Such counterproductive behavior is hard to explain unless one realizes that it would have been hard for traditional rulers to give up their palaces and riches without a fight—or to maintain their grip on recalcitrant subjects while hiding in the bush. There was also an onus in many indigenous armies, just as in their Western counterparts, against fighting in a stealthy or underhanded way. It was considered unmanly. Much better, many figured, to fight courageously and die gloriously. Accepting the ascendance of the Europeans was often not that hard in any case, because the new overlords were liable to practice “indirect rule” that kept local elites in place.

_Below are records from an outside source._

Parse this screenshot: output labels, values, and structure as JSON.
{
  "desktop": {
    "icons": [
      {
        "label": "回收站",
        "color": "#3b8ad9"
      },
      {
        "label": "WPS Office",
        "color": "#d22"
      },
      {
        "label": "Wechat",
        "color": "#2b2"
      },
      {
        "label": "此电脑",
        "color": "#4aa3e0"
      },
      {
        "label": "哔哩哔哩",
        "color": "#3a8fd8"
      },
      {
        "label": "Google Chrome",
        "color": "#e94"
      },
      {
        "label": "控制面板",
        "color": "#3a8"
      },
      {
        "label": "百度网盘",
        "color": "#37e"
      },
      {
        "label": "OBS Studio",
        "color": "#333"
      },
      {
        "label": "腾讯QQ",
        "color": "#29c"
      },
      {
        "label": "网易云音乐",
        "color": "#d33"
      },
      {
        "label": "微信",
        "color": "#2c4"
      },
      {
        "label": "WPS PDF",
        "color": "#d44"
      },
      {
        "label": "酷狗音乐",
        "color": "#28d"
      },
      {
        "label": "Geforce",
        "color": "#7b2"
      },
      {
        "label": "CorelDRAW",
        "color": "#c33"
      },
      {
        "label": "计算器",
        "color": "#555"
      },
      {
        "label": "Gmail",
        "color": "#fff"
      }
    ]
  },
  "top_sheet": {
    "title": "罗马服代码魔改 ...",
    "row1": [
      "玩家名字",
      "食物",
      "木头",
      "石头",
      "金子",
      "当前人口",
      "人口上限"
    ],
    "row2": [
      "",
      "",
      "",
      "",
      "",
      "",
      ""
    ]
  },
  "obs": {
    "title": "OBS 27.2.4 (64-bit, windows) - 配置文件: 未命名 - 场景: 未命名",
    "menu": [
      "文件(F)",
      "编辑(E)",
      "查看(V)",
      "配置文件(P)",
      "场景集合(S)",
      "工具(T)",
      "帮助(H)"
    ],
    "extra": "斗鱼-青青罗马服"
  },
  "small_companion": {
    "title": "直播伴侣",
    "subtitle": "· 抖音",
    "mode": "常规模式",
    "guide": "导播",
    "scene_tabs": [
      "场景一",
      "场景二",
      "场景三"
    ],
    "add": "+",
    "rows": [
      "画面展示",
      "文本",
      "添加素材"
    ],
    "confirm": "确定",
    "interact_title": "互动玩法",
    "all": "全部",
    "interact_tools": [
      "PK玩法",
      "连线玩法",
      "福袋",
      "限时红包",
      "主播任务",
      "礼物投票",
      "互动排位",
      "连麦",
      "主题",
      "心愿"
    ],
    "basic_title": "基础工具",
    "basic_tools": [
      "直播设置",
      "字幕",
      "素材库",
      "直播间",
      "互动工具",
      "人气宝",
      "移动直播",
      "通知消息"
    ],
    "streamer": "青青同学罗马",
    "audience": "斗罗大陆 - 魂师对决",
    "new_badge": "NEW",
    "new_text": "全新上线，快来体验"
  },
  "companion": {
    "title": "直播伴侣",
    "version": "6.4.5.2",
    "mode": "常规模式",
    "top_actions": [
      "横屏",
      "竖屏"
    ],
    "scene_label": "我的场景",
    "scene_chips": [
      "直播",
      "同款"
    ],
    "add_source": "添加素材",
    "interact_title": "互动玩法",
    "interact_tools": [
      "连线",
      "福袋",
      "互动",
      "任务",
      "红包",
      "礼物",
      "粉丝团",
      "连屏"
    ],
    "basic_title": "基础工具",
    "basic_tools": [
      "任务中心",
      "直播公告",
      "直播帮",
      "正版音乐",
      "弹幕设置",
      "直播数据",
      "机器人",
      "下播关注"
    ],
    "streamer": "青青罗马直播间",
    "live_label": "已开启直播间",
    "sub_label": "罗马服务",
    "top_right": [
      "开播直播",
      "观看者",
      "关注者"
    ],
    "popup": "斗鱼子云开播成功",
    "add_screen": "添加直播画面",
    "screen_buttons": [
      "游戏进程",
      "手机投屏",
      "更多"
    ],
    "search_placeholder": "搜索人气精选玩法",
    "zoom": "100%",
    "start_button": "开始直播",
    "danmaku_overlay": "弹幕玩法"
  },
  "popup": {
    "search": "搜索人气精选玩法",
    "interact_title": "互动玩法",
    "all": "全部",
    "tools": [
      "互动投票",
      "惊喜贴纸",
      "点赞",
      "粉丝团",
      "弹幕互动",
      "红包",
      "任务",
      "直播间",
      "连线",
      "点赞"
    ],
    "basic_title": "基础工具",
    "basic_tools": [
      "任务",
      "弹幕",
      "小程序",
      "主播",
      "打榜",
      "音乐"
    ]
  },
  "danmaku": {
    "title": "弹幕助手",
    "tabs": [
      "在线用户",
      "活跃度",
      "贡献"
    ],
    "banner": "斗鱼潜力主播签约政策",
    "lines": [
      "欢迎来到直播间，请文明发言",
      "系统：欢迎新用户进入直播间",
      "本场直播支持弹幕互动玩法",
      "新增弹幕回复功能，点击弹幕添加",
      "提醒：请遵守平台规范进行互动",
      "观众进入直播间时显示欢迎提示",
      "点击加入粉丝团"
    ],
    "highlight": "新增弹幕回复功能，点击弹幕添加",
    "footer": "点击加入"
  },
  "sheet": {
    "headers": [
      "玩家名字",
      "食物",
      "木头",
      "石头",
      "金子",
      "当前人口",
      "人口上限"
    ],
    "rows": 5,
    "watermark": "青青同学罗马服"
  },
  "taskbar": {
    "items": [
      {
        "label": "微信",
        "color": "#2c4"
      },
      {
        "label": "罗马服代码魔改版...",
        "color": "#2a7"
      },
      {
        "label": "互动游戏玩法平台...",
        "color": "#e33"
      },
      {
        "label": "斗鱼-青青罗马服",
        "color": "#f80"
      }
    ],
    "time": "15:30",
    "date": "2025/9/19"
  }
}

Even if there had been more desire to ignite insurgencies, ideological fuel was generally lacking. Most people have always been attached to their homes, but until modern times their primary allegiance was to the family, clan, or tribe, not to the state. Often the rulers of indigenous states were resented as much as Europeans, if not more so, especially by those who belonged to a different tribe or sect. Nationalism was an eighteenth-century European invention that by the nineteenth century had not spread much beyond European settler colonies in the Americas. That helps to explain why most of those colonies achieved independence. The rest of the world lost its independence as much because of a lack of national feeling as because of a lack of modern weapons. The brittle kingdoms of what came to be known as the Third World were wont to collapse after their armies had been defeated on the battlefield. There was seldom prolonged resistance of the kind that occurred in Spain after Napoleon’s initial victories.
A partial exception was to be found in Islamic countries where the people were bound together by ties of religion as well as tribe. Some Muslim states also made the mistake of fighting Europeans head-on. The most notorious example was the Battle of Omdurman in 1898 when thousands of Sudanese “dervishes” charged straight at the British lines in broad daylight only to be mown down by machine-gun, artillery, and rifle fire. But other jihadists were clever enough to avoid the full fury of Western firepower. Chechens, Pashtuns, and Moroccans, among others, would wage protracted insurgencies against European occupiers in the nineteenth century.
Some non-Muslim peoples, notably the Filipinos and Boers, would also inflict serious damage on colonial powers. While painful for the Americans and the British, however, the uprisings in the Philippines and South Africa at the turn of the twentieth century were also relatively brief. Not so the wars of the North American Indians. They would display both the potential and the limitations of guerrilla tactics during a resistance to white rule that lasted almost three centuries.